Mortgage Q&A: “Do mortgage inquiries affect credit score?”
When preparing to take out a mortgage, you may have concerns about your credit report being pulled numerous times within a short period of time.
But while mortgage inquiries can certainly add up, they won’t necessarily lower your credit score or affect your ability to obtain home loan financing.
It’s Totally Fine to Shop Around for a Mortgage!
- You should definitely shop around for your home loan
- This ensures you explore all options and obtain the lowest rate possible
- Fortunately FICO has an algorithm designed specifically for mortgage inquiries
- Doesn’t penalize mortgage shopping in a specified window of time
The developers of the FICO score know how mortgage shopping works and have adjusted their super secret algorithm accordingly.
First off, FICO ignores any mortgage inquiries made in the 30-day window prior to scoring, meaning those recent credit pulls shouldn’t adversely affect your credit scores.
For example, if mortgage lender A pulls your credit, then you decide to get quotes and/or pre-approved with mortgage lenders B and C in the same week, they wouldn’t count against you.
This allows to you shop without worry of your credit scores going down each time you do.
The FICO Mortgage Shopping Period
Additionally, FICO counts multiple mortgage inquiries in a certain time span as a single inquiry.
If your mortgage shopping spans a few months, it will look back at older inquiries grouped together in those specified shopping periods and treat them as just one inquiry.
So if you shopped with mortgage lenders A, B, and C in a 14-day period two months ago, but didn’t actually close your loan, then decide to restart the process, those three credit pulls would only count as one.
Unlike a credit card application where you apply just once, a home loan may involve multiple credit pulls with a variety of different lenders.
Instead of making it appear like you’re on a debt rampage, they bundle these similar inquiries into one group if they occur in a designated time period.
Ultimately, you could have your credit pulled by 10 mortgage lenders in a week and it would only count as a single inquiry.
This shopping period can range from 14-45 days, depending on which version of the FICO scoring formula is being used.
The latest FICO version allows a 45 day shopping period, while the oldest just 14 days.

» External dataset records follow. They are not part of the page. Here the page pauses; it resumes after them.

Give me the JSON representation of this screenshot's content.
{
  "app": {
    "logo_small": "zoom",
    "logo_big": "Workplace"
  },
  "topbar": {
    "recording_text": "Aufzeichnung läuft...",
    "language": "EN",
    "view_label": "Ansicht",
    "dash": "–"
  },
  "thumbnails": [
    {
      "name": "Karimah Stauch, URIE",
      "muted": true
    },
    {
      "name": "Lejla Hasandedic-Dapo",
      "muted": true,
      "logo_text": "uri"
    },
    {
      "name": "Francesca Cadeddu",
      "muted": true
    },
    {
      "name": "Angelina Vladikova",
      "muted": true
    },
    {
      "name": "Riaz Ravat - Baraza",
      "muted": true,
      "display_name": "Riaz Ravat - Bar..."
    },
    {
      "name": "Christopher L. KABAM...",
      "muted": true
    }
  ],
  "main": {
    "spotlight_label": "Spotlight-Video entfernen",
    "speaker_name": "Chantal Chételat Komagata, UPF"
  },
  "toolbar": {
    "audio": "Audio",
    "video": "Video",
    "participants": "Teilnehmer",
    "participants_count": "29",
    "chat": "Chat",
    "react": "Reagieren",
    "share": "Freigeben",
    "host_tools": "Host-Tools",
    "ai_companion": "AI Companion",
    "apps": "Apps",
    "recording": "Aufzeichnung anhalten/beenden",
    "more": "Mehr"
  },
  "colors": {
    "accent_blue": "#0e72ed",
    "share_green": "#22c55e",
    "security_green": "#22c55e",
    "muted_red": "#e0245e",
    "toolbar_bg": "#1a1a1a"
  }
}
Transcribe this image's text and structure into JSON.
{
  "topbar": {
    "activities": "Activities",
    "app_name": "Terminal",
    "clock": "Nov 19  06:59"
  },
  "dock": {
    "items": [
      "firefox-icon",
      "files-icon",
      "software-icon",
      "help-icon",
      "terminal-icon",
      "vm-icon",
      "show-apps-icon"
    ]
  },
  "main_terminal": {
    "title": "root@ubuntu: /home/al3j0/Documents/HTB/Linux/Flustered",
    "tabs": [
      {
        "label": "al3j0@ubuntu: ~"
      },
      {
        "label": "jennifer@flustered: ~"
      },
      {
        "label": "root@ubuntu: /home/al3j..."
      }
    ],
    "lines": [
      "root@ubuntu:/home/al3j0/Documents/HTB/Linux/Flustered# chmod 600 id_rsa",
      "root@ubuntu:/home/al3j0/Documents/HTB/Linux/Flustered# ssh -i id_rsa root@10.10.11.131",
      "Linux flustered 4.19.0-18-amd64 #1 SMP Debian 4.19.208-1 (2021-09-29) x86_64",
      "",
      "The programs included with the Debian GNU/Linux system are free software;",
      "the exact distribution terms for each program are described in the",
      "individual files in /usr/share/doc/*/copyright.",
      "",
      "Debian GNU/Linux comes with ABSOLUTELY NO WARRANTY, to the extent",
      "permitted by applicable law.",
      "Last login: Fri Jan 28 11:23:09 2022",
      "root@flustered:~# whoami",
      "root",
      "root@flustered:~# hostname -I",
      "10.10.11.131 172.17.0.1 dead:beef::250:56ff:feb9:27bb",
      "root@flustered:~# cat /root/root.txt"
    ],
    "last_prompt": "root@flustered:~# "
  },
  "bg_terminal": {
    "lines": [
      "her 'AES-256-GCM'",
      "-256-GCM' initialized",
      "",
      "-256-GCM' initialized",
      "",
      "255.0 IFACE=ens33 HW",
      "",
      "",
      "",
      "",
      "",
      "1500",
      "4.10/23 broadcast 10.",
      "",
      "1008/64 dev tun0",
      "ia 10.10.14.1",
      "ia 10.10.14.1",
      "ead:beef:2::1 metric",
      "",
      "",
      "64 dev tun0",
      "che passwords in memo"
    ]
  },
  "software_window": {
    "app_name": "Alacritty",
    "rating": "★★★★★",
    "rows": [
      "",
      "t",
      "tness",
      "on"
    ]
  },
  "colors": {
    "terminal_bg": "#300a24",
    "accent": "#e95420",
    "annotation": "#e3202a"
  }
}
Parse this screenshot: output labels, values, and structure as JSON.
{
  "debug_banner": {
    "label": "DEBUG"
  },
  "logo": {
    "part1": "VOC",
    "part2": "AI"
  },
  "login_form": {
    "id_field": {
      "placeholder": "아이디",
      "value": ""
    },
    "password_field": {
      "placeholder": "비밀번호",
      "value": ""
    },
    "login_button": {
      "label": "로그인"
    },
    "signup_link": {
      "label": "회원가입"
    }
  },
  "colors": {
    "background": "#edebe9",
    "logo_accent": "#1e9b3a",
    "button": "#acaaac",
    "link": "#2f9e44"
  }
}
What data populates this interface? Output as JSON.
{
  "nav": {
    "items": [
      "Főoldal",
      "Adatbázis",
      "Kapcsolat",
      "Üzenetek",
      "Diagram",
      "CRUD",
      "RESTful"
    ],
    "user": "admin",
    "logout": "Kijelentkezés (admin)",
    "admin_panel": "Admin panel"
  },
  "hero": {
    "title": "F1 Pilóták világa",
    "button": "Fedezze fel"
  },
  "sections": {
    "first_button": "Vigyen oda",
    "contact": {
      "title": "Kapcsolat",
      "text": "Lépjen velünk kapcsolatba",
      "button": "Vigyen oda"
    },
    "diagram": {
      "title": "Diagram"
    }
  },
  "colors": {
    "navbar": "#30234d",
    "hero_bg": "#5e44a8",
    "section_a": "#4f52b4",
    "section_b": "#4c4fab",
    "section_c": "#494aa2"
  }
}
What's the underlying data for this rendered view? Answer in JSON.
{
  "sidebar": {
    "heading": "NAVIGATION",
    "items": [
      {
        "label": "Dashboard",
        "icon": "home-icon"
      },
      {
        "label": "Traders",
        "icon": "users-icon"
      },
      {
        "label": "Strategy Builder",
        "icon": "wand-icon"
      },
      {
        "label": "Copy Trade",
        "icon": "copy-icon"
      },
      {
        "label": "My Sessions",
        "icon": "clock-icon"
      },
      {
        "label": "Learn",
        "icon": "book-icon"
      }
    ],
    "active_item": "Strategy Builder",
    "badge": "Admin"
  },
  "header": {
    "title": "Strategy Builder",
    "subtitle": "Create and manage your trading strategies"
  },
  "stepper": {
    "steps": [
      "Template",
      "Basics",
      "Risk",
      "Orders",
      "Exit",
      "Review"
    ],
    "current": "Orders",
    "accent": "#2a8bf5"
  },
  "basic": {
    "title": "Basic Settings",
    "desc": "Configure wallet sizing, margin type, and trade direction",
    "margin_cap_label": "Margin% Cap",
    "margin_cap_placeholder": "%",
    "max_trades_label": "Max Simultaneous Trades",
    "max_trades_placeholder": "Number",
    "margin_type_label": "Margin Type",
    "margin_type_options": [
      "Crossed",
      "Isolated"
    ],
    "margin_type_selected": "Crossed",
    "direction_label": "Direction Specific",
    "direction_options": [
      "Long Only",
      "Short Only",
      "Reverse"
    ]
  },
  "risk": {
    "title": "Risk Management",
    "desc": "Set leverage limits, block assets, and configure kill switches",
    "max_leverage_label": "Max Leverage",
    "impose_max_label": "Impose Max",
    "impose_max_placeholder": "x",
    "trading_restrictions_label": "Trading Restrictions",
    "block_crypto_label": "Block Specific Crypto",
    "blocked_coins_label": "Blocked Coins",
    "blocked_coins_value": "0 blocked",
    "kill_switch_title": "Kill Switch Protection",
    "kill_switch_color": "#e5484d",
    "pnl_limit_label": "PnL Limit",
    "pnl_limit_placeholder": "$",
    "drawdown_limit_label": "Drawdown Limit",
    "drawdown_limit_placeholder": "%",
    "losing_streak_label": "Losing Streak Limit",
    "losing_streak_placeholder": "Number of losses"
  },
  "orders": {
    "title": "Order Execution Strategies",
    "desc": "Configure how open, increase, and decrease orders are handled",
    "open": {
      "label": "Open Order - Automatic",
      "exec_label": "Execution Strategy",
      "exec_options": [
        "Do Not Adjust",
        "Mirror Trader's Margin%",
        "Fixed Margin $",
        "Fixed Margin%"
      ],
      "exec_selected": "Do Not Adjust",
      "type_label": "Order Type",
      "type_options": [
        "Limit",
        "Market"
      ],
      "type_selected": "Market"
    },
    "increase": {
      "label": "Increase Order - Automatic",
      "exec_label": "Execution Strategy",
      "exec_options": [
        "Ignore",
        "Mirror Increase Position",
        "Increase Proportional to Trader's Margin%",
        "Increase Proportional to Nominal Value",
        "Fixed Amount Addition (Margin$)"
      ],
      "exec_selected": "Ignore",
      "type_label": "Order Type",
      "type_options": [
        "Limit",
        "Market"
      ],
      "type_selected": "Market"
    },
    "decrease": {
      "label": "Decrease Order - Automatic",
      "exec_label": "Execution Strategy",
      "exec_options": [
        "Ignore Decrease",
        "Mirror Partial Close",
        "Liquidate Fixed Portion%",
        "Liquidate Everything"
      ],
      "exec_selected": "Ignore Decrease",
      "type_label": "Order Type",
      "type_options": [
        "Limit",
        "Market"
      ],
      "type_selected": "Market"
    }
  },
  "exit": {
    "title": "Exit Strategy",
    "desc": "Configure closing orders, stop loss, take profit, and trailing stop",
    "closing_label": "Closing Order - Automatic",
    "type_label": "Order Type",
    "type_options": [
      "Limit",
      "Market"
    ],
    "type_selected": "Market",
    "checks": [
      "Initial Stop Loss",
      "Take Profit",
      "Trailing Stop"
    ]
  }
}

Unfortunately, many mortgage lenders use older versions of FICO.
Either way, one credit inquiry will likely only lower your credit score by five points or less, so it may not even be a concern if you already have a solid credit score.
Of course, mortgage inquiries can and will affect consumers differently based on their credit profile, so there’s no absolute rule in terms of impact.
For those with limited and blemished credit history, a mortgage inquiry will probably have a larger, negative impact, while doing very little to affect a consumer with years of solid credit history.
This is yet another reason to strive for the best credit score possible. You might need a little buffer just in case your scores do drop as the result of some hard inquiries.
For example, shoot for a 760 FICO score even if you only need a 740 FICO score to obtain the lowest mortgage rate available.
What If Your Credit Score Goes Down Before Applying for a Mortgage?
- It’s possible to be negatively impacted by a credit inquiry
- It can push you below a key credit scoring threshold, such as from 630 to 619
- This could make you ineligible for a home loan or increase your interest rate
- In this case you could ask for an exception or take action to boost your scores
There are cases where a credit score just a few points lower could actually result in a higher mortgage rate, or completely jeopardize your loan application.
For example, a 620 FICO score is the general cutoff for Fannie Mae- and Freddie Mac-backed mortgages.
If for some reason one of your scores dropped from 630 to 619 just as you applied, you could be out of luck.
Assuming you find yourself right below a certain credit scoring threshold, you may be able to use an older credit report if all the information is the same other than the mortgage inquiries.
Or you can ask for an exception from the lender if there’s a clear and compelling reason.
After all, it wouldn’t be fair to penalize you simply for shopping around for the lowest mortgage rate, now would it?
Alternatively, you could take a few quick actions to boost your scores, such as paying off some debt to reduce your credit utilization.
Then look into a rapid rescore. Your loan officer or mortgage broker should have skills in this department to help.
I personally think FICO should expand this shopping period across all versions and make it 100% clear that prospective buyers and existing homeowners won’t be punished for rate shopping.
However, keeping outstanding credit balances low and paying bills on time is far more important than worrying about a few mortgage inquiries.
And your main concern should be securing the best possible mortgage, not fretting about a few points on your credit score.
To avoid unwanted surprises, know all three of your FICO scores before you begin shopping for a mortgage.
Pulling your own credit will not lower your score because you’re not applying for new credit, even if you see an inquiry on your credit report. It’s only visible to you.
As noted, a buffer above what is absolutely necessary can be helpful in the event your scores do take a small hit.
One final note – Do not apply for any other form of credit (credit cards, auto loans, etc) before or during the mortgage shopping process.
Doing so can definitely drag down your credit scores, potentially knocking you out of the running for that mortgage. And may increase your debt-to-income ratio if it involves a new purchase!
Read more: What credit score do you need for a mortgage?